Q4: What role will they play in the long-term?
It’s important that you don’t make all of your equity decisions based on the company’s current state. You’ll be working on this project for years to come ー possibly your whole life.
Generally speaking, you should want to work alongside a co-founder in the same situation as you, in terms of experience and commitment. Meaning, you both will follow the same learning curve and will be on the same page as you enter each new stage of your company.
Q5: Should You Split the equity into 50/50?
Yes, according to Michael Seibel who is the CEO of Y Combinator, co-founders are the people you are going to go on a war with. In fact, you would be spending more time with these people than you would with any of your family members. These are the people who would be making all the major decisions of the company with you. And ultimately, these are the people who you would celebrate with when you succeed.
Michael feels that when you distribute equity in a startup, it should be equal or close to equal among the founders. Basically, if you are not ready to give your partner an equal share then you have chosen the wrong partner for the project. Hence, it is always better to get the best partner on your side.
Is Equal equity split a good idea?
If you ever give time and search the web for this topic, you would see a lot of results regarding the significant inequality among different founding team members. And the reasons are pretty sad and childish. Some of the mainly cited reasons include:
- After I launched my MVP, I brought on my co-founder. He/She didn’t do much in the project.
- I was the one who raised millions of dollars for the company and then brought in my co-founder.
- I am much older and experienced than my co-founder.
- I worked for longer than my co-founder.
- My co-founder takes a salary and I am putting all the money back in the company. I am sacrificing more.
- This is the distribution we agreed to.
- I am the one who came up with the idea.
And these lines screw up everything in so many ways. A company takes about 7 to 15 years to build and have a value. And picking up small variations in the initial stages do not justify the difference in the equity split. In fact, equal equity split between co-founders is what gives all the founders motivation to grow the company. Moreover, getting a larger part of the company is not worth it for the lack of motivation of your fellow founder(s).

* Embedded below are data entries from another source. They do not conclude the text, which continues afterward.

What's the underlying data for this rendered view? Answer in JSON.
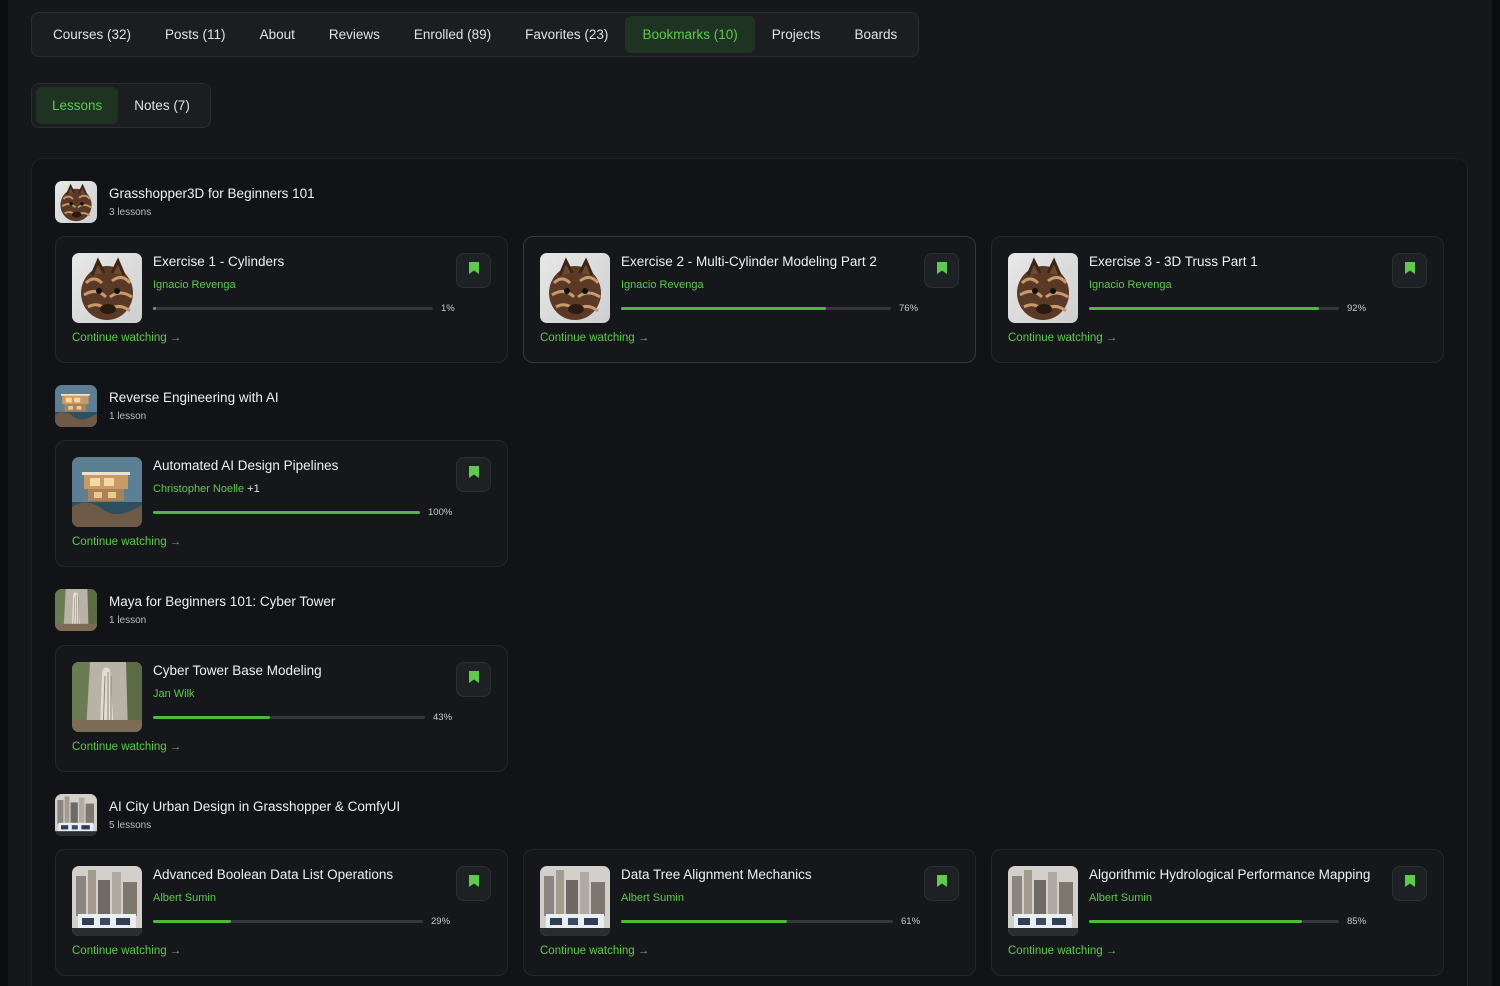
{
  "tabs": [
    {
      "label": "Courses (32)"
    },
    {
      "label": "Posts (11)"
    },
    {
      "label": "About"
    },
    {
      "label": "Reviews"
    },
    {
      "label": "Enrolled (89)"
    },
    {
      "label": "Favorites (23)"
    },
    {
      "label": "Bookmarks (10)",
      "active": true
    },
    {
      "label": "Projects"
    },
    {
      "label": "Boards"
    }
  ],
  "subtabs": [
    {
      "label": "Lessons",
      "active": true
    },
    {
      "label": "Notes (7)"
    }
  ],
  "continue_label": "Continue watching →",
  "colors": {
    "accent": "#5fca4e",
    "background": "#15171b",
    "card": "#15171a"
  },
  "courses": [
    {
      "title": "Grasshopper3D for Beginners 101",
      "count": "3 lessons",
      "thumb": "zebra",
      "lessons": [
        {
          "title": "Exercise 1 - Cylinders",
          "author": "Ignacio Revenga",
          "extra": "",
          "progress_label": "1%",
          "progress": 0.01,
          "thumb": "zebra"
        },
        {
          "title": "Exercise 2 - Multi-Cylinder Modeling Part 2",
          "author": "Ignacio Revenga",
          "extra": "",
          "progress_label": "76%",
          "progress": 0.76,
          "thumb": "zebra"
        },
        {
          "title": "Exercise 3 - 3D Truss Part 1",
          "author": "Ignacio Revenga",
          "extra": "",
          "progress_label": "92%",
          "progress": 0.92,
          "thumb": "zebra"
        }
      ]
    },
    {
      "title": "Reverse Engineering with AI",
      "count": "1 lesson",
      "thumb": "house",
      "lessons": [
        {
          "title": "Automated AI Design Pipelines",
          "author": "Christopher Noelle",
          "extra": "+1",
          "progress_label": "100%",
          "progress": 1.0,
          "thumb": "house"
        }
      ]
    },
    {
      "title": "Maya for Beginners 101: Cyber Tower",
      "count": "1 lesson",
      "thumb": "tower",
      "lessons": [
        {
          "title": "Cyber Tower Base Modeling",
          "author": "Jan Wilk",
          "extra": "",
          "progress_label": "43%",
          "progress": 0.43,
          "thumb": "tower"
        }
      ]
    },
    {
      "title": "AI City Urban Design in Grasshopper & ComfyUI",
      "count": "5 lessons",
      "thumb": "city",
      "lessons": [
        {
          "title": "Advanced Boolean Data List Operations",
          "author": "Albert Sumin",
          "extra": "",
          "progress_label": "29%",
          "progress": 0.29,
          "thumb": "city"
        },
        {
          "title": "Data Tree Alignment Mechanics",
          "author": "Albert Sumin",
          "extra": "",
          "progress_label": "61%",
          "progress": 0.61,
          "thumb": "city"
        },
        {
          "title": "Algorithmic Hydrological Performance Mapping",
          "author": "Albert Sumin",
          "extra": "",
          "progress_label": "85%",
          "progress": 0.85,
          "thumb": "city"
        }
      ]
    }
  ]
}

In fact, if you are not able to value your co-founder, then expect the rest of the world to do the same. Not to mention, the investors make their decision based on how the co-founders split the equity. Startups are about execution, not about ideas.
In fact, if you are afraid that you might break off with your co-founder later on, it is better to put a vesting schedule on the equity. This means that if the founder leaves before the vesting period, they get nothing from the company. If the founder sticks around, then you know that they would be there for a long time with you and the company.
How can Eqvista help you?
With this said, you now know what you need to do and how you need to treat your co-founder. You need to be fair and supportive when you distribute equity in a startup since the people you offer them to are the ones who would help you in growing the company. And once you have distributed the equity, you would need to keep track of it.
It is important to keep track of all the equity that makes up your company. To be clear, it would help you make decisions where you do not give up all or most of your ownership while giving out equity to employees or during capital raising rounds. And for tracking the shares, it is better to use a software like Eqvista. It would allow you to track and manage all the shares in your company. Moreover, you would be able to easily update it and this would help you distribute the equity in your startup. Check out Eqvista here to begin using it or contact us to know more!